Zack’s Mom Knows
A puzzle with a story
Dick Karp needs no introduction. So I will give him none. Okay I will say that it has been an honor to know him for many years—we met right after I graduated from CMU, a pleasure to work with him on a few projects, and always fun to see.
Today I wish to talk about a recent dinner conversation I had with Dick and Noga Alon.
The dinner was the Simons advisory committee dinner this last Friday. At some point we were talking about stories of our kids. I was sitting between Dick and Noga. I had just talked about my daughter Jen, when Dick told a story about a phone call he once made to his son, years ago.
Dick was on a trip for business and called home to say hi to his son, Jeremy. His son asked, after some chit-chat:
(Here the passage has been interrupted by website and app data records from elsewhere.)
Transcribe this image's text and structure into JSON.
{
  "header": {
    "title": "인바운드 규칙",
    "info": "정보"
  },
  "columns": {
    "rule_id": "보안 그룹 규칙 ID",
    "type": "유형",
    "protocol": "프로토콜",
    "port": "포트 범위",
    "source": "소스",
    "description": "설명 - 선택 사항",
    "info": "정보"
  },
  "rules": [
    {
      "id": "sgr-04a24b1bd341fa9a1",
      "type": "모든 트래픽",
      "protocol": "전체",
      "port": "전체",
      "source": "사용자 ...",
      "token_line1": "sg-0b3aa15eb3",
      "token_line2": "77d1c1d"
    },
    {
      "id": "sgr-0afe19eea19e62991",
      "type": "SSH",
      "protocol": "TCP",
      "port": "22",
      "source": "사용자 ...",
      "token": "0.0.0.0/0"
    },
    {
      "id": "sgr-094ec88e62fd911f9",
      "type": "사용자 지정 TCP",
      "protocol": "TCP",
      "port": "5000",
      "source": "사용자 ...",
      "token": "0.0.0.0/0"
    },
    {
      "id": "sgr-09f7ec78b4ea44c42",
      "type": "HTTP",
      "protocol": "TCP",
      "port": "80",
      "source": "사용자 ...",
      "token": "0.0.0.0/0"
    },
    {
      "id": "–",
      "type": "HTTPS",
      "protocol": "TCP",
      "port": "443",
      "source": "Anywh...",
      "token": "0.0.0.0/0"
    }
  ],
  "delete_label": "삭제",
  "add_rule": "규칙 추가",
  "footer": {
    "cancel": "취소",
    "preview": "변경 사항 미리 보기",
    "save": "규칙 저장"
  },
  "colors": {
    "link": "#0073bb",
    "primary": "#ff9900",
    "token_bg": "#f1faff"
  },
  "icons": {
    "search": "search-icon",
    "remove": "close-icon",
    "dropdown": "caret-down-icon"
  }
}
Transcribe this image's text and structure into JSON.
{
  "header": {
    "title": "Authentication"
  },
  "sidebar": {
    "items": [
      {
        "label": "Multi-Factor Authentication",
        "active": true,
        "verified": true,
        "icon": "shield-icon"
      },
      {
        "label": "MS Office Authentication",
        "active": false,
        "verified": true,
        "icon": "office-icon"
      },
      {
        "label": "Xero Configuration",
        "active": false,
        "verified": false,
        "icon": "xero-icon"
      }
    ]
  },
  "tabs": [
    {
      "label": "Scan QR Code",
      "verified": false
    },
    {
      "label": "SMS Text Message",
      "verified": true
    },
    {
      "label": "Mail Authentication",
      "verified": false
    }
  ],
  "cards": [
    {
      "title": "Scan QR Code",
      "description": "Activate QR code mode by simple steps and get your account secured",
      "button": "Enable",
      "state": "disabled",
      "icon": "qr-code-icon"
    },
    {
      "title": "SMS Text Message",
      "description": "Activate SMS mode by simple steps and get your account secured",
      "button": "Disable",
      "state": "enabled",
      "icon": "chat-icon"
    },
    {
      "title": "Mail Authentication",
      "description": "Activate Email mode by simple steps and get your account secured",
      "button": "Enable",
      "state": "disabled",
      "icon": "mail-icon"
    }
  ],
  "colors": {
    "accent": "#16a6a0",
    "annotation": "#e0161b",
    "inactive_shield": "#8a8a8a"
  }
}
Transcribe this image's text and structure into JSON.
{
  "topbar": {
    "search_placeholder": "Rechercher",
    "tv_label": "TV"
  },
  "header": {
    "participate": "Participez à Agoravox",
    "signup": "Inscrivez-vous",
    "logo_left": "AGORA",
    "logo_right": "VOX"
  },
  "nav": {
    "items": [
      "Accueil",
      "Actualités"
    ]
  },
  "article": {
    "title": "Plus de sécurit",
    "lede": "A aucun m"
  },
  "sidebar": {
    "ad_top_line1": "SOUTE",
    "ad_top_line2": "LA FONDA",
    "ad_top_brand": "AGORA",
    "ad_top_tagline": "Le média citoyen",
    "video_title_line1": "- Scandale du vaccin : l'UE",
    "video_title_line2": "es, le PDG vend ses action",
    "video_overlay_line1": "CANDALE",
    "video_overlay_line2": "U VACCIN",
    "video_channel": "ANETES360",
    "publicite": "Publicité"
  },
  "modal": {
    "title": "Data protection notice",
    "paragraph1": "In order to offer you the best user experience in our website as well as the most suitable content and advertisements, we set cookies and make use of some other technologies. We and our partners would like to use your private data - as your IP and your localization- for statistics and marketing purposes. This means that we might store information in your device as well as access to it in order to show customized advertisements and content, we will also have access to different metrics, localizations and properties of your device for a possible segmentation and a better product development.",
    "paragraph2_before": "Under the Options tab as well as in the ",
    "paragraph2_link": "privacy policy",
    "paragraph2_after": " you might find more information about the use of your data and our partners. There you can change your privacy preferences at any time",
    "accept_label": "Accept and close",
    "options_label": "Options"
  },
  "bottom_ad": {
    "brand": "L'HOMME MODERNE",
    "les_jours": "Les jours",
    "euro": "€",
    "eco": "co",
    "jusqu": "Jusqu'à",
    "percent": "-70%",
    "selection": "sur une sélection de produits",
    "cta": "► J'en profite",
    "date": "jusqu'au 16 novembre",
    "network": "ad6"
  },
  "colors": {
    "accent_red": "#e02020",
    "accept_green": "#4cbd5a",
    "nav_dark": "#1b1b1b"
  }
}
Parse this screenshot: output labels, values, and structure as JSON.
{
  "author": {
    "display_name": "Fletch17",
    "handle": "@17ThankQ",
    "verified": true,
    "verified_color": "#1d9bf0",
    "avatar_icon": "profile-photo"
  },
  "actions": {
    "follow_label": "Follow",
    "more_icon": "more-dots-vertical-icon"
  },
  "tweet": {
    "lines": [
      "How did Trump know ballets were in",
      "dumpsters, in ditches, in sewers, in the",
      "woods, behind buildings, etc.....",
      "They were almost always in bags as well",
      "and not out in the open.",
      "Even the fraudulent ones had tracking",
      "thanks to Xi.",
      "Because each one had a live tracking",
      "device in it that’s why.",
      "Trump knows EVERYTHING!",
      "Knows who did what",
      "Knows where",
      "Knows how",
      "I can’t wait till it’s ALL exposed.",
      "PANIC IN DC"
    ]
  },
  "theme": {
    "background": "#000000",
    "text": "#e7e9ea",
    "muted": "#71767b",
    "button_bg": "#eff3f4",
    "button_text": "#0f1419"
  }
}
Dad, did you solve that problem about the hexagon yet?
Dick answered no, that he had not. Then Jeremy said,
Well Zack’s mom did.
Karp said that was it. Forget about the talk he had to give the next day, about other work, about research, he had to solve the puzzle. Note: I do not think it mattered that it was Zack’s Mom or Dad, just that it was solved by someone. As a father I can imagine, my reaction would have been the same. If Jen had said
The problem is an innocent question about labeling a hexagon. The problem is to assign the integers to the twelve vertices and edges of the hexagon, so each number is used exactly once. So far pretty easy: there are six edges and six vertices so twelve numbers is just right. The catch—the reason it is a “puzzle”—is that the each edge must have the same “magic sum.” The magic sum is the sum of the numbers assigned to the edge plus the numbers assigned to its two endpoint vertices.
Dick Solves The Problem
Dick said that he did find a solution that night. He told us that he first found an argument, which he could not recall, that the common value was . He then used a kind of simulated annealing to find the solution. He put the twelve numbers down, then moved them to reduce the number of bad edges, ones with a sum different from . He did this by hand, and was eventually able to solve the problem. He did not tell us whether he found the solution in seconds, minutes, or hours.
Noga started to sketch on a napkin a hexagon and we tried to figure out what the common number had to be. I gave a trivial lower bound, but we could not see why it had to be . Noga had some idea that sounded likely to pin this down, yet we could not finish it. Noga also suggested that you could “write a program.” Indeed is large, but not impossible for a laptop to handle. I thought that a search could be done more like
which I believe is better. But Dick said that it could be done by hand. The dinner ended with me heading off to my hotel to get some rest. I do not know if Dick and Noga finished solving the problem once I left—I would not be surprised if they did.
When I started to write this piece I thought that I should first get a solution to the problem. I could have tried to do it by hand, or written a program as Noga suggested, but I used another method: Google search.
The problem sounded to me related to another notorious open problem called the graceful graph conjecture—more on that in a bit. I was wrong about that connection, they do not seem to be related in any obvious way. However, the hexagon problem has been studied since at least 1970. The general problem is: Given an undirected graph , find a labeling of the edges and vertices with the numbers
so each number is used exactly once, and the edges have the same magic sum. Again the magic sum of an edge is the sum of the number assigned to the edge plus the values assigned to its endpoints. Such labeling are called edge-magic labelings.
Unlike the case of a magic square, the fact that vertex numbers are used a different number of times from edge numbers makes it possible to have solutions with different common magic-sum values.
Here is one solution; there are I believe at least three with different common sums. Click it to see the answer.
Note, the common value here is , but there are solutions with common value also.
I believe that finding the number of edge-magic labelings is open: both in the sense of a fast algorithm and in the sense of an analytic solution. Even an asymptotic bound seems hard.
If you like interesting labeling problems there is another innocent sounding problem: Does every tree have a graceful labeling? This problem is notorious, is open now for about sixty years, and is only known for special types of trees and small ones, trees with at most vertices. It is called the graceful graph conjecture—see here. And good luck.